Citation: Serrato RV (2014) Lipopolysaccharides in diazotrophic bacteria. Front. Cell. Infect. Microbiol. 4:119. doi: 10.3389/fcimb.2014.00119
Received: 10 June 2014; Accepted: 14 August 2014;
Published online: 03 September 2014.
Edited by:Eliana Barreto-Bergter, Universidade Federal do Rio de Janeiro, Brazil
Reviewed by:Ernesto Satoshi Nakayasu, Purdue University, USA
Walter M. R. Oelemann, Universidade Federal do Rio de Janeiro, Brazil
Copyright © 2014 Serrato. This is an open-access article distributed under the terms of the Creative Commons Attribution License (CC BY). The use, distribution or reproduction in other forums is permitted, provided the original author(s) or licensor are credited and that the original publication in this journal is cited, in accordance with accepted academic practice.
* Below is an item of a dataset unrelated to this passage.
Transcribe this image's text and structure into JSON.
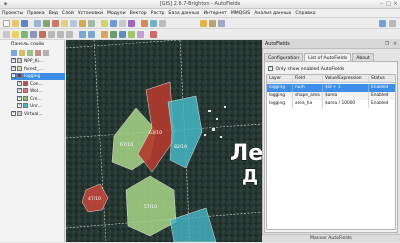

No use, distribution or reproduction is permitted which does not comply with these terms.
*Correspondence: Rodrigo V. Serrato, Setor Litoral, Universidade Federal do Paraná, Rua Jaguariaíva, 512, Matinhos 83.260-000, Brazil e-mail: firstname.lastname@example.org